* _EXERCISE DETAILS_: Exact copies of all the entries are required, and no pictures should appear in them.

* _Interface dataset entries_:
"""
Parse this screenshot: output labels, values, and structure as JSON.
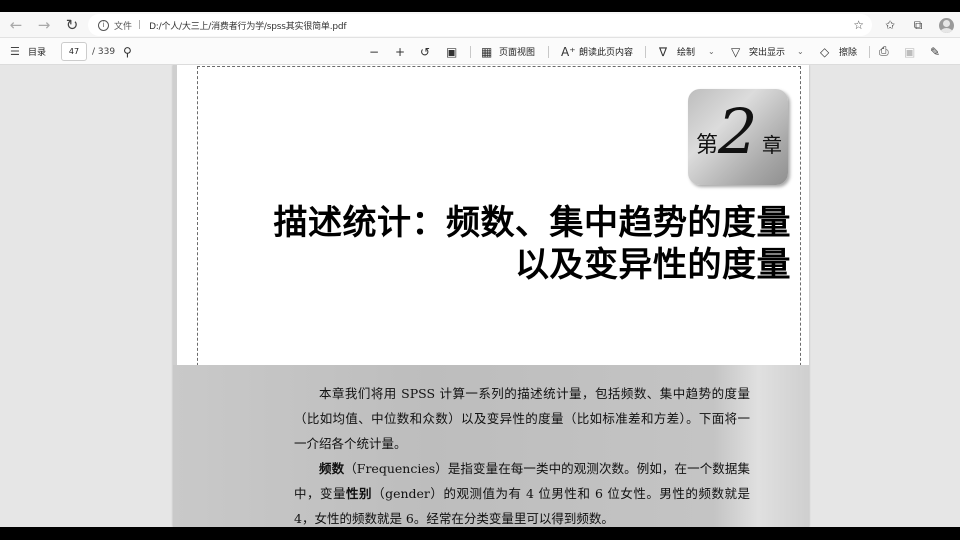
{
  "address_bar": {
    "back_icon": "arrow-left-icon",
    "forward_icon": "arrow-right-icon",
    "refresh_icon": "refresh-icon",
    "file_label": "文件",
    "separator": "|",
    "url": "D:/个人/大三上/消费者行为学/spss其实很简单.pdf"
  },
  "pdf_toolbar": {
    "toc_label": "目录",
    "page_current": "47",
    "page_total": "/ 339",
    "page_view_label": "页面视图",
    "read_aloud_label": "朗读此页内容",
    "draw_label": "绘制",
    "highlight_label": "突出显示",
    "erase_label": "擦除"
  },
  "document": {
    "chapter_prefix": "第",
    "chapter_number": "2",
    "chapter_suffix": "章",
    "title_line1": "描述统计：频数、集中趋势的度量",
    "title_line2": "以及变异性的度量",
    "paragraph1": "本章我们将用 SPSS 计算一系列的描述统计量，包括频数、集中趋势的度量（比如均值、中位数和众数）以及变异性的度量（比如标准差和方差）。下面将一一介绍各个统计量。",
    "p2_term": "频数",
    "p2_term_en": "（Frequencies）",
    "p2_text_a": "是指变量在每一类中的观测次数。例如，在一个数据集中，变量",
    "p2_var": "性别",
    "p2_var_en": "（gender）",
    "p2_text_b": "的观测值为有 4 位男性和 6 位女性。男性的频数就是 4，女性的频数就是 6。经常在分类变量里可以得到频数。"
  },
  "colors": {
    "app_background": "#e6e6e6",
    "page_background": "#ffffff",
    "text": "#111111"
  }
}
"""
* _RESPONSE_:
Parse this screenshot: output labels, values, and structure as JSON.
{
  "address_bar": {
    "back_icon": "arrow-left-icon",
    "forward_icon": "arrow-right-icon",
    "refresh_icon": "refresh-icon",
    "file_label": "文件",
    "separator": "|",
    "url": "D:/个人/大三上/消费者行为学/spss其实很简单.pdf"
  },
  "pdf_toolbar": {
    "toc_label": "目录",
    "page_current": "47",
    "page_total": "/ 339",
    "page_view_label": "页面视图",
    "read_aloud_label": "朗读此页内容",
    "draw_label": "绘制",
    "highlight_label": "突出显示",
    "erase_label": "擦除"
  },
  "document": {
    "chapter_prefix": "第",
    "chapter_number": "2",
    "chapter_suffix": "章",
    "title_line1": "描述统计：频数、集中趋势的度量",
    "title_line2": "以及变异性的度量",
    "paragraph1": "本章我们将用 SPSS 计算一系列的描述统计量，包括频数、集中趋势的度量（比如均值、中位数和众数）以及变异性的度量（比如标准差和方差）。下面将一一介绍各个统计量。",
    "p2_term": "频数",
    "p2_term_en": "（Frequencies）",
    "p2_text_a": "是指变量在每一类中的观测次数。例如，在一个数据集中，变量",
    "p2_var": "性别",
    "p2_var_en": "（gender）",
    "p2_text_b": "的观测值为有 4 位男性和 6 位女性。男性的频数就是 4，女性的频数就是 6。经常在分类变量里可以得到频数。"
  },
  "colors": {
    "app_background": "#e6e6e6",
    "page_background": "#ffffff",
    "text": "#111111"
  }
}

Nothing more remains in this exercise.